Who Gave the Most Important Speech in American History?

The question of who gave the most important speech in American history is one that has been debated for decades. There are countless speeches that have shaped the course of our nation, from the fiery rhetoric of Patrick Henry to the stirring words of Martin Luther King Jr. However, one speech stands out above all others: Abraham Lincoln’s Gettysburg Address.

The Importance of the Gettysburg Address

On November 19, 1863, President Lincoln delivered a short but powerful speech at the dedication of the Soldiers’ National Cemetery in Gettysburg, Pennsylvania. The Civil War was raging, and Lincoln’s address came at a critical moment in American history.
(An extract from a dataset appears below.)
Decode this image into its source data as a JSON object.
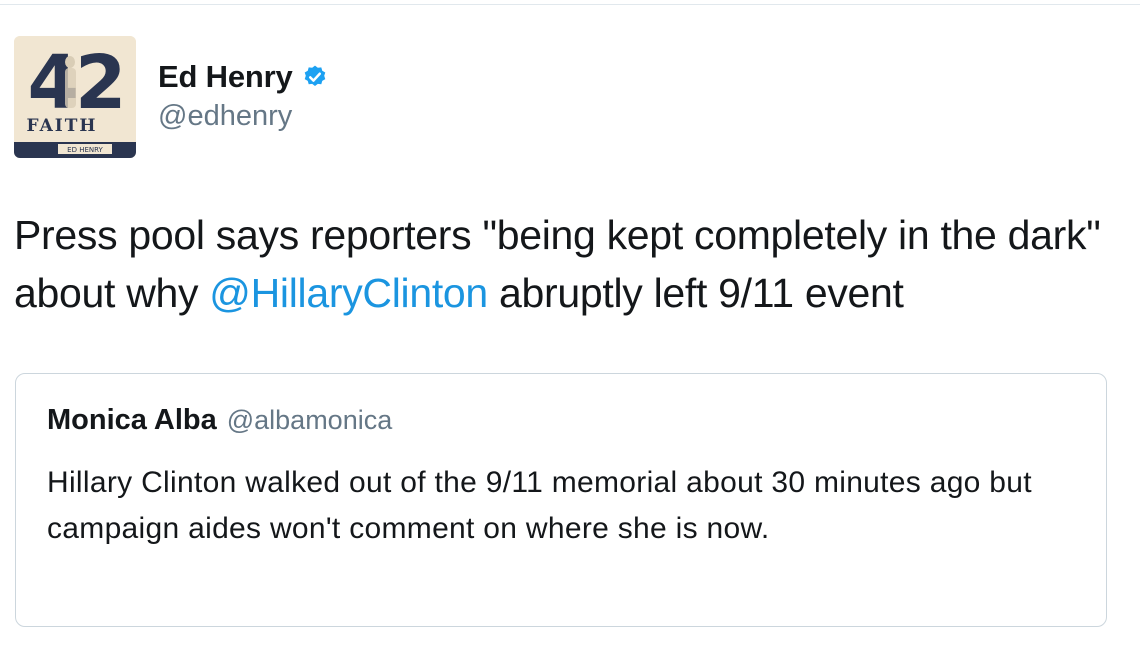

In just 272 words, he spoke to the heart of what was at stake in the war and redefined the meaning of democracy for generations to come.

The Power of Lincoln’s Words

Lincoln began his address by acknowledging that “we are met on a great battlefield of that war.” He went on to remind his audience that their sacrifice was not in vain: “The world will little note, nor long remember what we say here, but it can never forget what they did here.”

Lincoln then turned his attention to the future and the task at hand: preserving our nation and its ideals. He spoke eloquently about “a new birth of freedom” and emphasized that our government was “of the people, by the people, for the people.” These words have become some of the most famous in American history and continue to inspire us today.

The Legacy of Lincoln’s Address

The Gettysburg Address is more than just a powerful speech; it represents a turning point in American history. Lincoln’s words helped redefine our nation’s purpose and cemented democracy as a cornerstone of our society. His commitment to equality and freedom continue to inspire us today as we work towards a better future.

In conclusion, while there have been many important speeches throughout American history, none can compare to the power and influence of Abraham Lincoln’s Gettysburg Address. Its timeless message continues to inspire us today and will continue to do so for generations to come.